Six months ago, thousands died in Eastern Visayas in the Philippines after it was hit by super typhoon Haiyan (local name: Yolanda). Today, thousands continue to suffer  due to the lack  of a comprehensive government master plan to rehabilitate the devastated region.
After learning about this report, Senator Chiz Escudero berated  local officials for failing to understand the gravity of the situation:
This is very sad. Six months after Yolanda, more than a year after the previous disasters we don't even know what exactly the affected communities need? It is not about what we can give or what we will to give. This lackadaisical attitude is prolonging the anguish of victims. It is bordering on criminal already.
Exacerbating the problem is the lack of coordination among government agencies:
6 months after #Yolanda , Govt exec admits lack of coordination among agencies hampers rehab operations in Yolanda-affected areas.
— christina mendez (@xtinamen) May 7, 2014 
Haiyan caused a storm surge  last November which destroyed thousands of villages. More than 16 million people were affected by the disaster.
Several organizations have observed that the typhoon victims are slowly recovering but many problems persist. The Red Cross lamented  that basic services have not been restored in some areas:
Affected communities have shown remarkable strength and many are on the road to recovery. However, high levels of pre-existing poverty are holding people back and in some areas basic services have not been re-established.
Only half of health clinics in the typhoon-damaged provinces have resumed operations which undermined the health of mothers and newborns. This report  from Save the Children:
At a medical center in Eastern Visayas, several babies died from conditions that are normally treatable, such as hypothermia and hypoglycemia, often because nurses were unable to examine newborns properly at night because there was no power for lights.
Four months after the typhoon, only half of affected communities had seen their health centers reopen. Challenges in delivering critical childbirth and newborn care services were specially great in Tacloban and Leyte.
Meanwhile, Oxfam warned that 200,000 survivors in coastal areas are at risk  of worsening poverty because the government plans to relocate them to safe settlements without adequate consideration as to how they will later earn a living.
Professor Carl Ramota visited the Palo campus of the country’s premier state university and reported the deplorable conditions  in the school:
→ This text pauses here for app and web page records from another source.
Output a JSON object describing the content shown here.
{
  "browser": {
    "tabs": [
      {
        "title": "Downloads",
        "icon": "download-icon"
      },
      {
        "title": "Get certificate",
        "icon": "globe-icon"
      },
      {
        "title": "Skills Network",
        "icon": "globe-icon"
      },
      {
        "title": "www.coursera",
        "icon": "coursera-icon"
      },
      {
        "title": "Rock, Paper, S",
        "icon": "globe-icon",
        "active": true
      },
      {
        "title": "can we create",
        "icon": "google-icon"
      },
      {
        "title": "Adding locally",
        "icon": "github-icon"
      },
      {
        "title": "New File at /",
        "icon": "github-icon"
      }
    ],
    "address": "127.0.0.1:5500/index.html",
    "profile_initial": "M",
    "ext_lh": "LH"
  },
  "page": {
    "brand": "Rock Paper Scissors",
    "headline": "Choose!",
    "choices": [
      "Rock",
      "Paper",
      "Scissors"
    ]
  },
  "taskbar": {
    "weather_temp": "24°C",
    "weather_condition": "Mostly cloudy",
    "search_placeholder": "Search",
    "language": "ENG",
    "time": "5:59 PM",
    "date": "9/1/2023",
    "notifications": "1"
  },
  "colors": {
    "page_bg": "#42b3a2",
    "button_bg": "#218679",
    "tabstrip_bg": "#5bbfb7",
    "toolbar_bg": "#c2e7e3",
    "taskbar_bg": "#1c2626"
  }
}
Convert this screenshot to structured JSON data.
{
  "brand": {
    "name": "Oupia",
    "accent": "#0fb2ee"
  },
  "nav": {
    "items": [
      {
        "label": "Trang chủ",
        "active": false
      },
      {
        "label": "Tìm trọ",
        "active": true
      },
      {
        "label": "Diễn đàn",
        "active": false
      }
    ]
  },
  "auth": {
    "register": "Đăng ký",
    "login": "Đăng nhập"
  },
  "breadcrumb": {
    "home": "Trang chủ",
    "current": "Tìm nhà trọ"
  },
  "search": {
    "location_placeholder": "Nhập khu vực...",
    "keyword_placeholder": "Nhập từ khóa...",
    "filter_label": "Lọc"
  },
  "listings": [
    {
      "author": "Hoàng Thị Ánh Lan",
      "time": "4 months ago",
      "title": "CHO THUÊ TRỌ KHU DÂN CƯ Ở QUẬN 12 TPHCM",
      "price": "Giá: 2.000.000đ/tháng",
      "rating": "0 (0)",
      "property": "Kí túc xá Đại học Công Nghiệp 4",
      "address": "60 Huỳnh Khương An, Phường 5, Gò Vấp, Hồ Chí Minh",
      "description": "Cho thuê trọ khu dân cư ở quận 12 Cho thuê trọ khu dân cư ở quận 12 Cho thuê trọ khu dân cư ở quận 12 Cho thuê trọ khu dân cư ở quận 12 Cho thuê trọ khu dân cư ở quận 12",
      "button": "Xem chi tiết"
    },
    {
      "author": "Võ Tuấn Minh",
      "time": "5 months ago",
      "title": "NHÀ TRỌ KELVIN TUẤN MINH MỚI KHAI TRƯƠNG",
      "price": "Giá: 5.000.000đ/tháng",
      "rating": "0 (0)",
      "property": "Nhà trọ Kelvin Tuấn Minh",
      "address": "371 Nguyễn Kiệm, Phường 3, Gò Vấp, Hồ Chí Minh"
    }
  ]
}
Six months after typhoon Yolanda decimated its campus in Palo, Leyte, there is still no clear plan for the rehabilitation or relocation of the UP School of Health Sciences. While nearby structures are already being reconstructed, the Palo campus remains in ruins. Worse, the asbestos roofing in the old SHS building has not yet been removed, posing a threat to the maternity clinic beside it and other residents.
Months after Yolanda, Leyte is still a tent city. I've cried buckets since I arrived, hearing the survivors’ stories just breaks my heart.
Government statistics placed the number of dead at about 6,300. But the figures could be higher because dead bodies are still being retrieved in the region. Al Octaviano, a resident of Leyte province, said that many dead bodies  are not being reported to authorities:
I personally retrieved 14 bodies — two children, four women, the rest were men. I tied them together so they would not be washed away by the sea, but you know when bodies are immersed in sea water, they fall apart. There are also many bones buried in the mud of the shallows, but people don’t report these anymore.
For its part, the government acknowledged the criticisms of its relief work but warned  against politicians who are exploiting the situation to advance their political agenda:
…we are likewise cynical of those whose agenda includes misleading our people to believe that government is not sensitive enough to alleviate the suffering of the survivors. We detest politicians and political groups who strive to put blinders in exploiting the vulnerability of victims of Yolanda.